Two takeaways from their presentation that are key: treat the patient to tolerance, not toxicity, and see a GIST specialist. Dr. Bulusu ended with a fervent cry for more collaboration.

The second session of the day was “Following the Research”, moderated by Pete Knox, LRG’s Senior Director of Research. Dr.Robin Jones, Institute for Cancer Research, London (UK) discussed potential treatments in the research pipeline. He provided a concise overview of the treatments available, both approved and off-label, indicating that in many cases the country you are from will determine availability of off-label medications.

As in previous sessions, Dr. Jones discussed the importance of side effects management. He then discussed current promising clinical trials as well as combination therapies and immunotherapy. The patient/doctor relationship is at the heart of treatment success, requiring a careful discussion at every stage. He cited three main stages: Discussion of conventional options, discussion of clinical trials, and finally thinking “outside the box.” Like some of his colleagues who spoke prior to his own presentation, Dr.Jones ended with a call for collaboration among oncologists, researchers, patient advocacy groups and regulatory agencies to unite for the welfare of patients. Dr. Jones answered a number of questions from the audience concerning worries about off-label treatments, drug access, and talking to your physician about an off-label treatment.
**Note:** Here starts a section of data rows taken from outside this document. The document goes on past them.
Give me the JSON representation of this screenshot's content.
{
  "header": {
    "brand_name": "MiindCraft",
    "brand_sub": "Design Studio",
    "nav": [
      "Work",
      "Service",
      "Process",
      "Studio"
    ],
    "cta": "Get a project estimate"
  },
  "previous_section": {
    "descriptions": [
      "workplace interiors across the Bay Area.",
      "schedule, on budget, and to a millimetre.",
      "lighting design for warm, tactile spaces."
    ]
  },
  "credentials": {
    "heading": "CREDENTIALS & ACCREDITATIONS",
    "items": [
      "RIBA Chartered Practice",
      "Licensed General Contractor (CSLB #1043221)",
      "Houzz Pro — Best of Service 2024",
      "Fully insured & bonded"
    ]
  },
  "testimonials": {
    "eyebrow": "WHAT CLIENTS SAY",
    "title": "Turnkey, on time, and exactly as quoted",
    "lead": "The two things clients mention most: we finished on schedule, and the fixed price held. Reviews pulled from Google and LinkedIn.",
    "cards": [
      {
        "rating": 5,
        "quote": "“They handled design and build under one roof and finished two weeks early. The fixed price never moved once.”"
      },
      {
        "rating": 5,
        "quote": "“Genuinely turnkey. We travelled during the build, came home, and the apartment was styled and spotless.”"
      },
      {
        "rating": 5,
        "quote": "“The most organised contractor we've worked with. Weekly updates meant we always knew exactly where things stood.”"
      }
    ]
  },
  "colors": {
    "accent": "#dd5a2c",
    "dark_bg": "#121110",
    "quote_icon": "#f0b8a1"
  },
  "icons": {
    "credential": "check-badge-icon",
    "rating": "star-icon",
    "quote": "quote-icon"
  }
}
The final presentation of the day, which was the 9th session of the conference, was moderated by Piga Fernández, Fundación GIST Chile and The Life Raft Group, and Ginger Sawyer, GIST Support International. Dr. Gina D’Amato of Sylvester Comprehensive Cancer Center, University of Miami, US discussed the challenges inherent in assuring that patients receive accurate diagnosis, and access to quality treatment, as well as the importance of side effects management.

Dr. D’Amato’s presentation was extremely approachable, She emphasized the importance of adherence to treatment, and the challenges faced by side effects, and also offered strategies for the management of those side effects. Supporting the words of other presenters, she drove home the importance of mutational analysis, and of seeing a GIST specialist. With the advent of telemedicine in this pandemic, it has opened up the opportunity for local oncologists to partner with GIST experts for quality assurance. Dr. D’Amato also discussed at length the importance of diet and exercise, and ended by answering questions, which included a segment discussing the importance of self-care for caregivers.

The conference closed with remarks from Markus Wartenberg, who thanked everyone who made the conference possible, and shared his hope that we will meet in person in 2021. Norman Scherzer, Executive Director of the Life Raft Group, had the last word, stating that we had unfinished business: “To assure that all GIST patients received mutational analysis for accurate diagnosis, and had access to the best possible treatment for their individual disease. May it be so.”

The conference ended on a high note. The final sessions had over 60 people in attendance, from 27 countries, the highest attendance for any New Horizons meeting.

The slidedecks and recordings of the sessions are available now on the SPAEN website.